The Smoking Gun has come into possession of an unusual RFP from the DEA: they want 'Ebonics experts' to help decipher wiretaps.
Shane Harris of the Washingtonian looks at the increasingly aggressive pursuit by the Obama administration of people (especially journalists) who leak sensitive information to the public.
There is a bitter feud between the two women who are trying to gain supremacy in the battle to make all of the Tea Party's travel arrangements.
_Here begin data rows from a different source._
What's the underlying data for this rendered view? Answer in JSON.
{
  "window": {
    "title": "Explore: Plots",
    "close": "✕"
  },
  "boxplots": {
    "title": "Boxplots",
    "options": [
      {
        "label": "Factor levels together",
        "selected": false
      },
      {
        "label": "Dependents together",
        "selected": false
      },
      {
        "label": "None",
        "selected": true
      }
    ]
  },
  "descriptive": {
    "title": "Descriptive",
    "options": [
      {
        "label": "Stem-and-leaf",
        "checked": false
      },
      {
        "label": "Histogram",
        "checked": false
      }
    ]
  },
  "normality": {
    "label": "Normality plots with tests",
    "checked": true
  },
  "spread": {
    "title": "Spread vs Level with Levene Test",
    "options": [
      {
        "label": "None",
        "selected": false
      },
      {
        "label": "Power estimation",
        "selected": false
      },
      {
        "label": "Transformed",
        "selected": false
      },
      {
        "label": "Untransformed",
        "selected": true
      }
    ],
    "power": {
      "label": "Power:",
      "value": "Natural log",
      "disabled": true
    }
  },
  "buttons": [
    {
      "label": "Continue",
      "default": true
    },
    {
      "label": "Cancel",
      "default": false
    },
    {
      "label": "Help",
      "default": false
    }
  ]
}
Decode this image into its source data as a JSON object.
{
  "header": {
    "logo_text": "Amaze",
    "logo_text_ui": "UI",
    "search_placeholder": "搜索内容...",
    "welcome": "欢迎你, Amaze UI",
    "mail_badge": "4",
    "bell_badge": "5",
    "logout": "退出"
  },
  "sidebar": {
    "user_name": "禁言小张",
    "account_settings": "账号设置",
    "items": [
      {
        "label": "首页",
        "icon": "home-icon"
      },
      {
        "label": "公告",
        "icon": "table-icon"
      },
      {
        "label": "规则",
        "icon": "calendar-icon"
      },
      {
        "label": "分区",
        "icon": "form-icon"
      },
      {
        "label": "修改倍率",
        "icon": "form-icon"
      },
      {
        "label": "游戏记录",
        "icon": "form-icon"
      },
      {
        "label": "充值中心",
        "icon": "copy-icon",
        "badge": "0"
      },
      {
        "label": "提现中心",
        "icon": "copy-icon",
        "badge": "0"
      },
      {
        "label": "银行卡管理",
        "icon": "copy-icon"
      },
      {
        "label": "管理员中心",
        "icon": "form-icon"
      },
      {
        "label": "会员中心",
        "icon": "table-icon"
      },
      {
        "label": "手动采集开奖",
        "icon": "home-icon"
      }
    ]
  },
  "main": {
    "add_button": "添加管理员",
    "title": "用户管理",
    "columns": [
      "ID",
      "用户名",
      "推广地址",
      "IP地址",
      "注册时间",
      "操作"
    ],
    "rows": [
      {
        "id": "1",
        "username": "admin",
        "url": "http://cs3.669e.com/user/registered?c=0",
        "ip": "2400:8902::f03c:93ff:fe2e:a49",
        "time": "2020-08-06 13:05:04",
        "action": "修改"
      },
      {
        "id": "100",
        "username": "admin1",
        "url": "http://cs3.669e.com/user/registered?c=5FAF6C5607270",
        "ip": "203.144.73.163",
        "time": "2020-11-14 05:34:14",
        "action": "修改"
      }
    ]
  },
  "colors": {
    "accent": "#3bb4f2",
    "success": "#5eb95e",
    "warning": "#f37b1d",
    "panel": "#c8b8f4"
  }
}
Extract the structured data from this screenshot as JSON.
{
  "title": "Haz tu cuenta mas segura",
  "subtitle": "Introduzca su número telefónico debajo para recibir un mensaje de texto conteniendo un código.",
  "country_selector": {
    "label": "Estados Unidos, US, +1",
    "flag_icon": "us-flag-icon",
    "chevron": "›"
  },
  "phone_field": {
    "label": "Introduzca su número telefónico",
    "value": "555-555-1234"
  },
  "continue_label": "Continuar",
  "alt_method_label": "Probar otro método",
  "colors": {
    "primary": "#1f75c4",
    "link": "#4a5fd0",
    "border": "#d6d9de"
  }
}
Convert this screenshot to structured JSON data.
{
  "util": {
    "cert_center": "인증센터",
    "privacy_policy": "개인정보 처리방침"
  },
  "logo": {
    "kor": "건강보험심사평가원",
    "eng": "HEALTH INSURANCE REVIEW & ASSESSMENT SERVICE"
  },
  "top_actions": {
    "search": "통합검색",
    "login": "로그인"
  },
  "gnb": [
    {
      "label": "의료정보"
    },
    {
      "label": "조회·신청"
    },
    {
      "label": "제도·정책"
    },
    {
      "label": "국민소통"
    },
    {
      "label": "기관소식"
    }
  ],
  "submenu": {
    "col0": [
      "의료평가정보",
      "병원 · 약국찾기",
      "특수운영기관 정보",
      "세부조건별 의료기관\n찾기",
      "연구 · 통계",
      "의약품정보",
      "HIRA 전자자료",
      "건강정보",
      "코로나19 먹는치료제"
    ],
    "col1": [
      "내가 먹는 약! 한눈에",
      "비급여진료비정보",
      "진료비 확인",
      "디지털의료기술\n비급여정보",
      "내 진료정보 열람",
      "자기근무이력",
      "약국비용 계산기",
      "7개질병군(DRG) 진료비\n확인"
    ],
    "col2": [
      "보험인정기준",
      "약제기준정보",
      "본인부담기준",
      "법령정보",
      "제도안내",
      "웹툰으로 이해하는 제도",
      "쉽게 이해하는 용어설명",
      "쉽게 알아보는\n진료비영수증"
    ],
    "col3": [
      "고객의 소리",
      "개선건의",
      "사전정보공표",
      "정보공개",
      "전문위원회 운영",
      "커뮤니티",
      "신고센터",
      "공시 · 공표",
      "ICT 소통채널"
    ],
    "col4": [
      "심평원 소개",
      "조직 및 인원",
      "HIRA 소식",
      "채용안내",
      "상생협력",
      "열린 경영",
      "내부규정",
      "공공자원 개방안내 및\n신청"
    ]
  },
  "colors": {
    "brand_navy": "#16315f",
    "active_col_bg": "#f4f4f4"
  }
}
Few things in history are as compelling as the duel. Refined and barbaric at the same time, this practice has had a checkered history. The rules of dueling were codified by the Irish in 1777 in the Code Duello (summarized here), which was codified at Clonmel Summer Assizes in 1777. As evidenced by these documents, dueling was in practice prior to the Irish rules being drafted. The procedure and philosophy behind duels is illustrated in this article. Dueling gained some traction in America in the 19th century, culminating in the famous Burr-Hamilton affair. There are many more resources to find out more here. For a list of famous duels, you can check out this list. Lest you think men were the only ones dueling, here are a few short anecdotes of women dueling. Reportedly, dueling is still legal in Paraguay, as long as both parties are registered blood donors.
Tax authorities using social networks to find tax cheats Yet another reason to be careful who you accept a friend request from.
Dominick Dunne died yesterday at the age of 83. was well known for his chronicling of the follies and crimes of the rich. You can read some of his pieces from Vanity Fair here.